To move on to the second point: When I first heard that Young Kim and Bill Rice were talking with IIT about moving most of Shimer to the IIT campus, I really disliked idea. As time has gone by, I've come to take a different attitude. It's not that I favor the move; I don't. I also don't oppose it. It's a tough decision. I haven't made up my mind yet, and I won't until more facts (or at least projections) are available.
But my current attitude has nothing to do with my personal views on whether the move is a good one. Simply put, as I now see it, before this idea came up Shimerians were thinking in a manner that was too restricted. We tried various things in Admissions and Development. When they didn't work, we tried something else. At worst, we got the Director out of the office and brought in someone else. Amateurs, professionals, this approach, that approach - we tried a lot of things. Not everything, obviously - we don't have the resources or expertise for that - but a lot of things.
What we never did, or did all too rarely, is take a step back and ask whether the problem wasn't bigger than we were conceiving of it. One effect of the IIT discussions, however they play out, is that we're doing that now. Maybe our campus is a major part of our problem, and maybe it isn't. We haven't decided that issue, and we probably never will, but at least we're thinking about it. Maybe Waukegan is part of the problem, or maybe not - same deal.
I say all this for a couple of reasons. First, it's true. Second, I know that some current students and recent alumni feel like we're being forced into a move by the Board, or Bill Rice, or the administration, or somebody. I can understand that; frankly, the dissemination of information around this whole matter has been, to put it delicately, less than ideal. But that's separate from the issue of whether this or any other move would be a good one for Shimer. As I say, I don't know the answer, but I'm glad we're finally asking the question.

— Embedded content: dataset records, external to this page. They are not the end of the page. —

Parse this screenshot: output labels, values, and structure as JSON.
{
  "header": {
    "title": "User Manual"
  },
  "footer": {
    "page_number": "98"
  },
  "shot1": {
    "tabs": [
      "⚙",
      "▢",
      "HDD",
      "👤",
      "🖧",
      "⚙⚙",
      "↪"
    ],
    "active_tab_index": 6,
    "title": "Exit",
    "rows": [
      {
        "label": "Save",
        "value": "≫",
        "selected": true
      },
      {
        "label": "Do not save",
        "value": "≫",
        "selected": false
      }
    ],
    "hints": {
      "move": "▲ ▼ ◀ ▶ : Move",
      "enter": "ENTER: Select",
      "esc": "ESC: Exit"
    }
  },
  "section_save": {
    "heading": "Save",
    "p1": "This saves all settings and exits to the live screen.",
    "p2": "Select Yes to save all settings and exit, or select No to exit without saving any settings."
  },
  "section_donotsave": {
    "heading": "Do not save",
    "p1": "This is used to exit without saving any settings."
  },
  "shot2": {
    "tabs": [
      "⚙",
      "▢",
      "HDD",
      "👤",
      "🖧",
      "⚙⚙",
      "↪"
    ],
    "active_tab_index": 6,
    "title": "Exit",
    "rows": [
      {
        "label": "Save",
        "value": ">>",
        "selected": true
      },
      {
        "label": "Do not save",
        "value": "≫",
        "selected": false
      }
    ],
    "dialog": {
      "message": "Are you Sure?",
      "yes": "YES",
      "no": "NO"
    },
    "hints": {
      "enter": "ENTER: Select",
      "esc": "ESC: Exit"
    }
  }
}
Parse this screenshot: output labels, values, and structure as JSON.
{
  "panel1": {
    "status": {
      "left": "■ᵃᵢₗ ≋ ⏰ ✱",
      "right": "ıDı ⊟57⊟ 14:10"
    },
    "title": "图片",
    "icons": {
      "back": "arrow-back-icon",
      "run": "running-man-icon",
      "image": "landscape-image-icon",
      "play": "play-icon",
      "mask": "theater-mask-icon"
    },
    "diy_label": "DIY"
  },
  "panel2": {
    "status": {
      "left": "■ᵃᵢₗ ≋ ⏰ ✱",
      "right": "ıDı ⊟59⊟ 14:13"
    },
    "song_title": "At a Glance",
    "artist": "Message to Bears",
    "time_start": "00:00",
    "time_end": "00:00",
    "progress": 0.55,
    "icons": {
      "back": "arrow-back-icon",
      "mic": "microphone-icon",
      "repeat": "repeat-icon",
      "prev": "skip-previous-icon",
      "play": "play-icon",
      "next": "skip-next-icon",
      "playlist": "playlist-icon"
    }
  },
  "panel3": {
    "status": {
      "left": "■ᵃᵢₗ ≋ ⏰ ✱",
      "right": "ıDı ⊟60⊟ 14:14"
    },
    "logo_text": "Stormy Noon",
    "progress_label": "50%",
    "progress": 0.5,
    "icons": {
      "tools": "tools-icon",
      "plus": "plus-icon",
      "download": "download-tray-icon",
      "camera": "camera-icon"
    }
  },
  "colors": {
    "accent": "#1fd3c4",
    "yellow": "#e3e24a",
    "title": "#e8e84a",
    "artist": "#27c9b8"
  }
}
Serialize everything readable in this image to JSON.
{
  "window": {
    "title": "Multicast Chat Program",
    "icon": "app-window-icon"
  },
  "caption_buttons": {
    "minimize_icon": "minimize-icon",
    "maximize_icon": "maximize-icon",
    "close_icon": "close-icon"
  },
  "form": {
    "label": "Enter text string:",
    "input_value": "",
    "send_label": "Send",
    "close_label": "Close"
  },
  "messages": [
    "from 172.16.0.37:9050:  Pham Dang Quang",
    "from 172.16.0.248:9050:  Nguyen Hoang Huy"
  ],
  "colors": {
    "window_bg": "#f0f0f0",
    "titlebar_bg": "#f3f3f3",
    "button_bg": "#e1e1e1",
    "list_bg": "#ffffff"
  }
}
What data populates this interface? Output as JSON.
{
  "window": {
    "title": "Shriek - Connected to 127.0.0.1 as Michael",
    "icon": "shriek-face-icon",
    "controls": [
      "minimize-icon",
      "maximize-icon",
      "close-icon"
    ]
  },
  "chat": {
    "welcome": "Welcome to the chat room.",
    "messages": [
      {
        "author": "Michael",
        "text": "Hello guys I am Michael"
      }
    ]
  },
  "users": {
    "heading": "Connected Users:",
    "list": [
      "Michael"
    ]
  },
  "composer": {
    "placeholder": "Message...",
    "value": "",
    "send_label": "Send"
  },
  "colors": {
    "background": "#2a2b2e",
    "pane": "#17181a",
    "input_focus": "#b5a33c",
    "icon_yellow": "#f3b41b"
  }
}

It might be replied that we have asked this question before, in the Roosevelt negotiations 15 years ago. But that situation was a lot different. At that time we had been unaccredited for 10 years, and Don believed that only a merger (not a lease agreement) could save Shimer, because we had no realistic chance of getting accredited. Not getting accredited would mean no federal financial aid for students, which would obviously mean the end of Shimer. So we voted to become a college of Roosevelt, believing there was no other alternative but closing the school - in other words, basically the same deal as when we moved from Mount Carroll. It didn't work out, but we somewhat miraculously received a major grant, and the rest is history. My point here, though, is that we want to ask the big questions when we don't feel the situation is hopeless, when the possibility of choice still exists.
I've got to run, so that's it for now. I'll reply to any responses to this post, which I know is seriously incomplete, when I can make time for it. I'll also keep reading with interest, and I hope many alumni can make it to the meeting with Don Moon and Bill Rice in Prairie Lounge next Sunday (4 PM, if you hadn't heard).
I'll close with this thought. A few folks who don't like the possibility of the IIT move have told me, "This really sucks." What really sucks, in my view, is that Shimer still finds itself in this position: that we're always having to scramble for our very existence, that things never seem to get better, at least not for very long. I know that all the postings on this and other sites, different though they might be, come from a common perspective, which is that those writing them care enough about Shimer to weigh in on this, express concern, and see how other Shimerians are thinking and feeling. That's great, and I take heart from it. I just wish we could figure out how to translate all that energy into a more viable future for Shimer.
Thanks for listening, and caring.